=== MATERIAL PROVIDED ===
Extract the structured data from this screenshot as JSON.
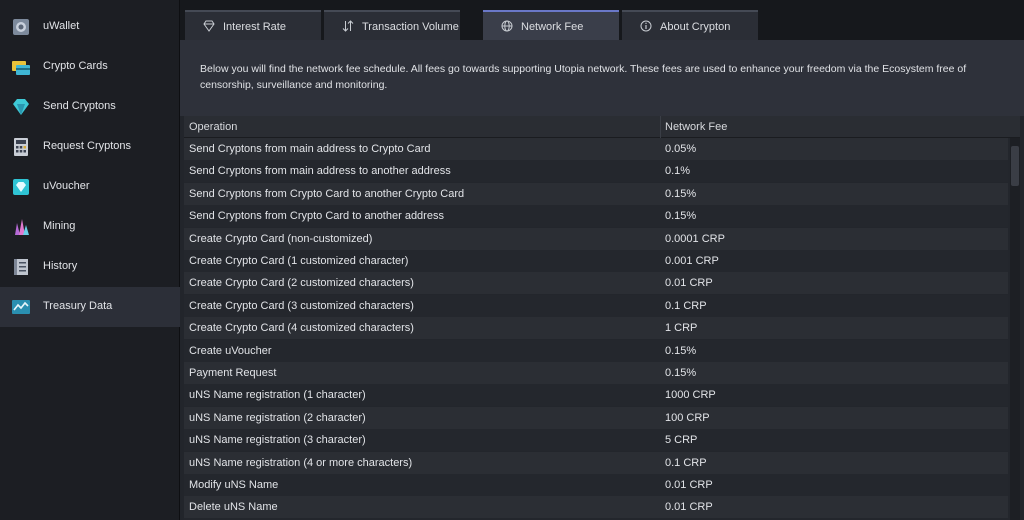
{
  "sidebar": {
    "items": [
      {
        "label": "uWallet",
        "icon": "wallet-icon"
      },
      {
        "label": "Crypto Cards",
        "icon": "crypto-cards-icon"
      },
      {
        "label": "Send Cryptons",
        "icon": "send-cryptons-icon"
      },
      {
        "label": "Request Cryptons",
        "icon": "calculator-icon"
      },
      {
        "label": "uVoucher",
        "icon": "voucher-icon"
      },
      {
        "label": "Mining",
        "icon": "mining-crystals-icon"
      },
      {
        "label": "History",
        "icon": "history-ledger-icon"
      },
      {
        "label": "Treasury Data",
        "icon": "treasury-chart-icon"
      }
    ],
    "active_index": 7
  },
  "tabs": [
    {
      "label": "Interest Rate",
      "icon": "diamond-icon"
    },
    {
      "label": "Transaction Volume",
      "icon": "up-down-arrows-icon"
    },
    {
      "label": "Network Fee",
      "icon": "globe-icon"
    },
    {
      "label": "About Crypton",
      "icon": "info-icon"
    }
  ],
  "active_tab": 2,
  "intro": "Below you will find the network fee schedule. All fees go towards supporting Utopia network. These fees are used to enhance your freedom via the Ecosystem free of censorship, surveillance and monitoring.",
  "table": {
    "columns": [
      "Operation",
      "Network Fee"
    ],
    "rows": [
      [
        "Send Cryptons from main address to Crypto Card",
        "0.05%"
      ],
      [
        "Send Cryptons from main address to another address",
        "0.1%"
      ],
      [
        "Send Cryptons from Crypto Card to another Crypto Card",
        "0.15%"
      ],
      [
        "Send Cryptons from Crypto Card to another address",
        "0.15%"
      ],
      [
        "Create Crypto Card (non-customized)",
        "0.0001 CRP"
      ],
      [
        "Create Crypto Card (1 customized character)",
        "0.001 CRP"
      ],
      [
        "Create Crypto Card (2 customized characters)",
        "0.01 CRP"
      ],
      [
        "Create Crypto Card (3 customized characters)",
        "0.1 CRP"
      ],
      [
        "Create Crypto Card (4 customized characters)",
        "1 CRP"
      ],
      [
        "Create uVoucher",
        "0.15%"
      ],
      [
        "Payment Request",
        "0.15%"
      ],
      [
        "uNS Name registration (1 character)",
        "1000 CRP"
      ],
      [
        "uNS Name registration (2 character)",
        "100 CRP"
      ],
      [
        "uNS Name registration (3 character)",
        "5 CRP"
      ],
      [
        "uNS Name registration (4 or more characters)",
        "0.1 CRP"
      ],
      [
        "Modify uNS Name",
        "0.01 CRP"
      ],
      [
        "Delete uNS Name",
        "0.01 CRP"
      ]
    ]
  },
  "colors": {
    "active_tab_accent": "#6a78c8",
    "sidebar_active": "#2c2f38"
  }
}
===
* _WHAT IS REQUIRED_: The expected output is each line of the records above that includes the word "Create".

* _ANSWER FOR THIS EXERCISE_:
        "Create Crypto Card (non-customized)",
        "Create Crypto Card (1 customized character)",
        "Create Crypto Card (2 customized characters)",
        "Create Crypto Card (3 customized characters)",
        "Create Crypto Card (4 customized characters)",
        "Create uVoucher",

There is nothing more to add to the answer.